The big event of the day was a significant meeting with Minister of Environment and Forests Jairam Ramesh. Sathyu and Rachna were present along with Jayprakashji of the Bhopal Gas Peedit Sangharsh Sahyog Samiti), and our lawyers Karuna and Avinendra. Karuna ji represents the survivors’ groups in the Supreme Court while Avinendra represents the survivors in MP high court and Delhi high court. We presented Jairam Ramesh with our set of demands and plan to also send him our map to remediation.
In the course of the meeting Mr. Jairam Ramesh agreed to the representation of all seven of the survivors organization in the Environmental Oversight Remediation Committee. Upon our insistence, this included Children Against Dow-Carbide, over whose representation he hesistated because they were not adults. He also agreed to read the critique we had submitted on behalf of all seven survivor’s organizations, of the NEERI & NGRI reports assessing the depth and spread of Union Carbide’s toxic waste in & around the factory, and to post it to the MOEF website.

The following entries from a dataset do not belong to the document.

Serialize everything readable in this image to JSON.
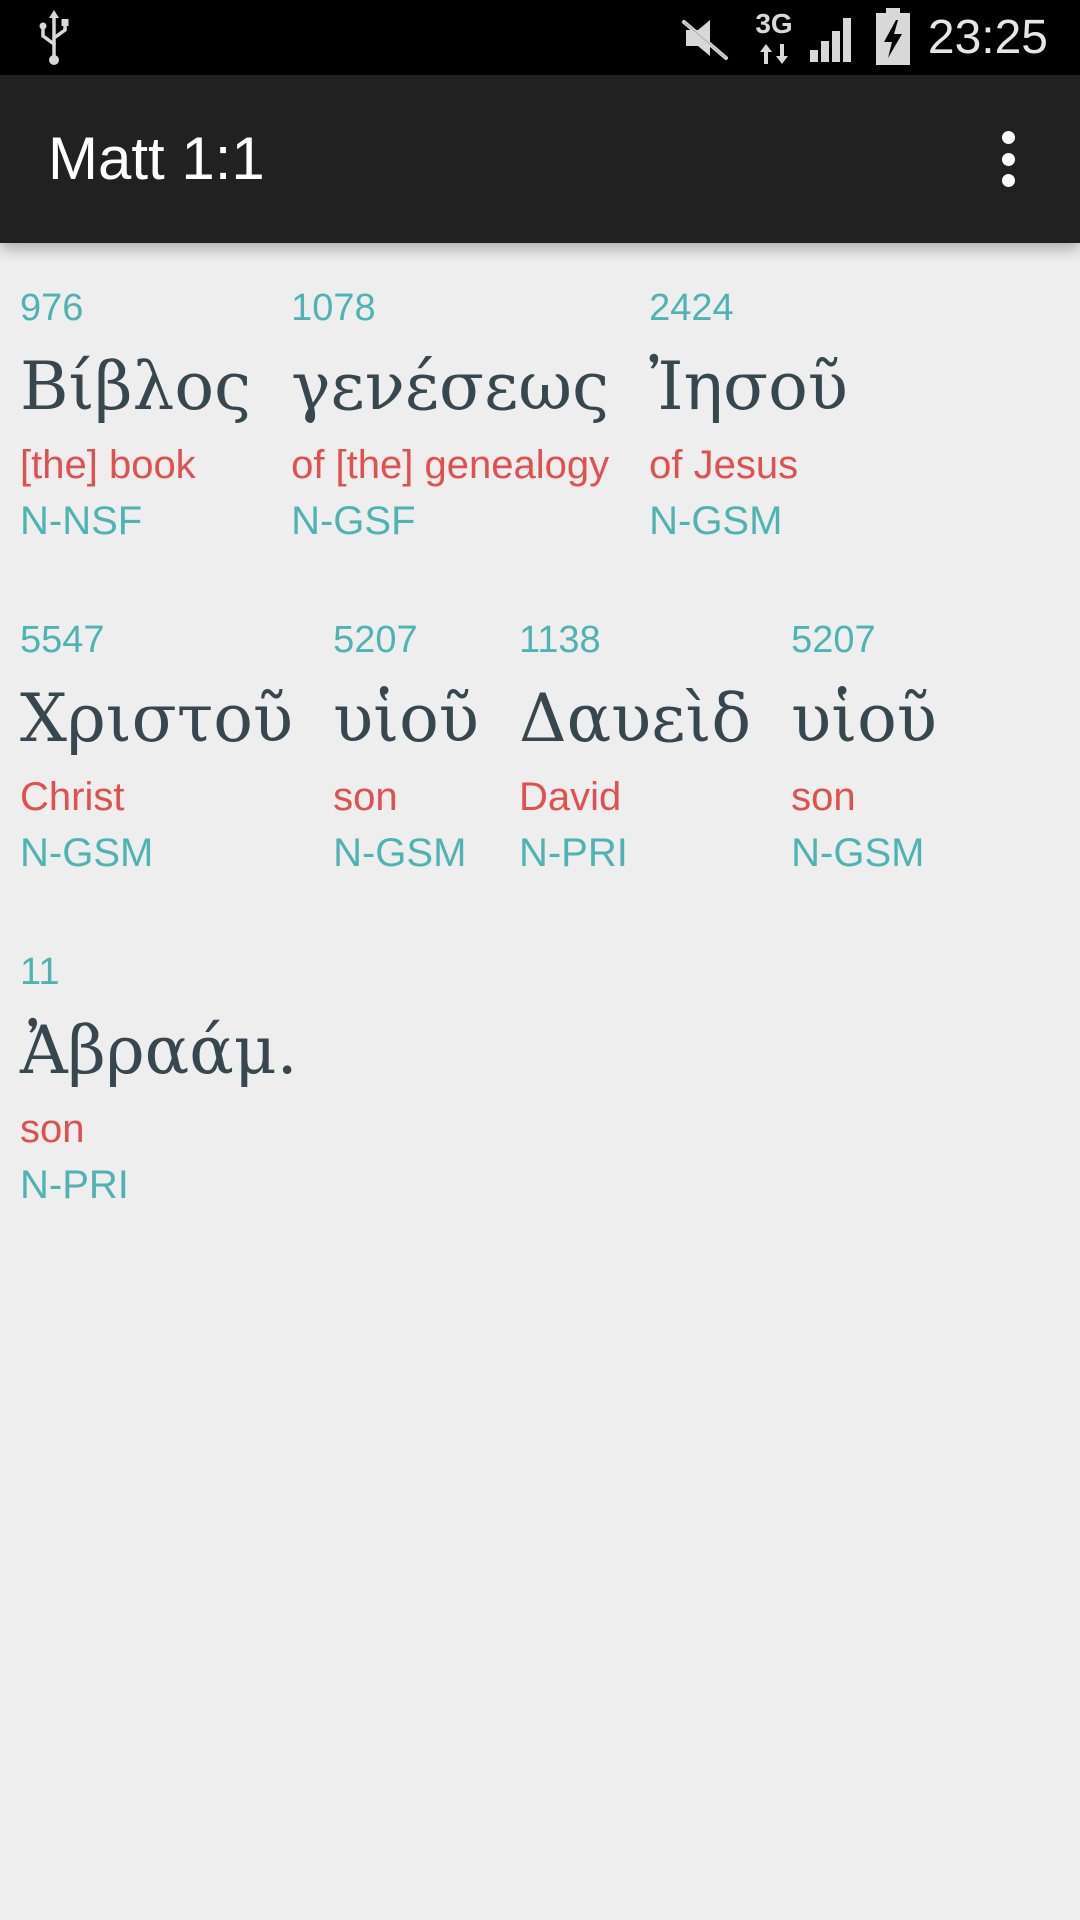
{
  "status_bar": {
    "network_type": "3G",
    "time": "23:25",
    "icons": [
      "usb-icon",
      "mute-icon",
      "data-arrows-icon",
      "signal-icon",
      "battery-charging-icon"
    ]
  },
  "app_bar": {
    "title": "Matt 1:1",
    "overflow_icon": "more-vert-icon"
  },
  "words": [
    {
      "strongs": "976",
      "greek": "Βίβλος",
      "gloss": "[the] book",
      "parsing": "N-NSF"
    },
    {
      "strongs": "1078",
      "greek": "γενέσεως",
      "gloss": "of [the] genealogy",
      "parsing": "N-GSF"
    },
    {
      "strongs": "2424",
      "greek": "Ἰησοῦ",
      "gloss": "of Jesus",
      "parsing": "N-GSM"
    },
    {
      "strongs": "5547",
      "greek": "Χριστοῦ",
      "gloss": "Christ",
      "parsing": "N-GSM"
    },
    {
      "strongs": "5207",
      "greek": "υἱοῦ",
      "gloss": "son",
      "parsing": "N-GSM"
    },
    {
      "strongs": "1138",
      "greek": "Δαυεὶδ",
      "gloss": "David",
      "parsing": "N-PRI"
    },
    {
      "strongs": "5207",
      "greek": "υἱοῦ",
      "gloss": "son",
      "parsing": "N-GSM"
    },
    {
      "strongs": "11",
      "greek": "Ἀβραάμ.",
      "gloss": "son",
      "parsing": "N-PRI"
    }
  ],
  "colors": {
    "status_bar": "#000000",
    "app_bar": "#212121",
    "background": "#eeeeee",
    "strongs": "#4fb3b3",
    "greek": "#37474f",
    "gloss": "#e0504e",
    "parsing": "#4fb3b3"
  }
}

He also claimed he was seeking feedback from several individuals and agencies on the NEERI & NGRI reports and will post responses on the website in another week; meanwhile the oversight committee has set up a peer review committee to present a public critical assessment of NEERI and NGRI’s report. This should be out by 27 August and comments will be possible. He also suggested that if the willingness expressed by members of the European Union Parliament to offer financial and technical assistance turned into a formal offer backed by an EU resolution, there’s a good possibility that the Government
of India would accept.
The whole meeting ended well and it was a wonderful turn-around since the time Mr. Ramesh made some jokes mocking the toxicity of the Union Carbide factory, and some of our dharna members had gone to jail for burning his effigy! We are glad that despite this, he’s taking his responsibility as the Minister of Environment and Forests more seriously than most Ministers do. This says more about the state of the government than anything else, so while we are happy for his particular responsiveness, there’s a strong imperative to move to a system where regardless of our luck of the draw with ministries and bureaucrats, the administrators are kept accountable by us, or able to be fired by us.